Measuring the Costs of Outreach Motivational Interviewing for Smoking Cessation and Relapse Prevention Among Low-Income Pregnant Women

BMC Pregnancy and Childbirth, Vol. 9, 2009

11 Pages Posted: 9 Apr 2008 Last revised: 16 Oct 2009

See all articles by Jennifer Prah Ruger

Jennifer Prah Ruger

University of Pennsylvania - School of Social Policy & Practice; University of Pennsylvania - Perelman School of Medicine

Karen M. Emmons

Harvard University - T.H. Chan School of Public Health; Kaiser Permanente

Margaret H. Kearney

University of Rochester - School of Nursing

Milton Weinstein

Harvard University

Abstract

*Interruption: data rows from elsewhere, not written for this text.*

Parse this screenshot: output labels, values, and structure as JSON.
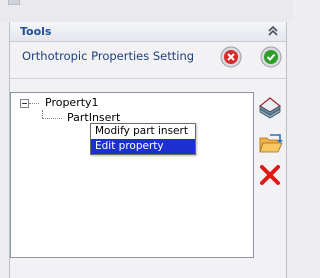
{
  "tools": {
    "title": "Tools",
    "setting_title": "Orthotropic Properties Setting"
  },
  "tree": {
    "root": {
      "label": "Property1"
    },
    "child": {
      "label": "PartInsert"
    }
  },
  "context_menu": {
    "items": [
      {
        "label": "Modify part insert",
        "selected": false
      },
      {
        "label": "Edit property",
        "selected": true
      }
    ]
  },
  "colors": {
    "header_text": "#1f4f94",
    "selection": "#1c2fd0",
    "cancel": "#d8292b",
    "ok": "#2e9e2a",
    "delete": "#e01818"
  },
  "icons": {
    "collapse": "double-chevron-up-icon",
    "cancel": "red-x-circle-icon",
    "ok": "green-check-circle-icon",
    "layers": "layers-icon",
    "open": "open-folder-icon",
    "delete": "red-x-icon"
  }
}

Background: Economic theory provides the philosophical foundation for valuing costs in judging medical and public health interventions. When evaluating smoking cessation interventions, accurate data on costs are essential for understanding resource consumption. Smoking cessation interventions, for which prior data on resource costs are typically not available, present special challenges. We develop a micro-costing methodology for estimating the real resource costs of outreach motivational interviewing (MI) for smoking cessation and relapse prevention among low-income pregnant women and report results from a randomized controlled trial (RCT) employing the methodology. Methodological standards in cost analysis are necessary for comparison and uniformity in analysis across interventions. Estimating the costs of outreach programs is critical for understanding the economics of reaching underserved and hard-to-reach populations.

Methods: Randomized controlled trial (1997-2000) collecting primary cost data for intervention. A sample of 302 low-income pregnant women was recruited from multiple obstetrical sites in the Boston metropolitan area. MI delivered by outreach health nurses vs. usual care (UC), with economic costs as the main outcome measures.

Results: The total cost of the MI intervention for 156 participants was $48,672 or $312 per participant. The total cost of $311.8 per participant for the MI intervention compared with a cost of $4.82 per participant for usual care, a difference of $307 ([CI], $289.2 to $322.8). The total fixed costs of the MI were $3,930 and the total variable costs of the MI were $44,710. The total expected program costs for delivering MI to 500 participants would be 147,430, assuming no economies of scale in program delivery. The main cost components of outreach MI were intervention delivery, travel time, scheduling, and training.

Conclusion: Grounded in economic theory, this methodology systematically identifies and measures resource utilization, using a process tracking system and calculates both component-specific and total costs of outreach MI. The methodology could help improve collection of accurate data on costs and estimates of the real resource costs of interventions alongside clinical trials and improve the validity and reliability of estimates of resource costs for interventions targeted at underserved and hard-to-reach populations.

Keywords: smoking cessation, relapse prevention, low-income, pregnancy micro-costing, measuring costs, primary cost data, motivational interviewing, U.S. Panel on Cost-Effectiveness in Health and Medicine

JEL Classification: I11, I12

Suggested Citation

Prah Ruger, Jennifer and Emmons, Karen M. and Kearney, Margaret H. and Weinstein, Milton, Measuring the Costs of Outreach Motivational Interviewing for Smoking Cessation and Relapse Prevention Among Low-Income Pregnant Women. BMC Pregnancy and Childbirth, Vol. 9, 2009 . Available at SSRN: https://ssrn.com/abstract=1117649

Jennifer Prah Ruger (Contact Author)

University of Pennsylvania - School of Social Policy & Practice ( email )

3701 Locust Walk
Philadelphia, PA 19104-6214
United States

University of Pennsylvania - Perelman School of Medicine

423 Guardian Drive
Philadelphia, PA 19104
United States

Karen M. Emmons

Harvard University - T.H. Chan School of Public Health ( email )

677 Huntington Avenue
Boston, MA MA 02115
United States

Kaiser Permanente ( email )

CA
United States

Margaret H. Kearney

University of Rochester - School of Nursing ( email )

Helen Wood Hall
601 Elmwood Ave
Rochester, NY 14642
United States

Milton Weinstein

Harvard University ( email )

1875 Cambridge Street
Cambridge, MA 02138
United States

Here is the Coronavirus
related research on SSRN

Paper statistics

Downloads
98
Abstract Views
1,078
rank
281,777
PlumX Metrics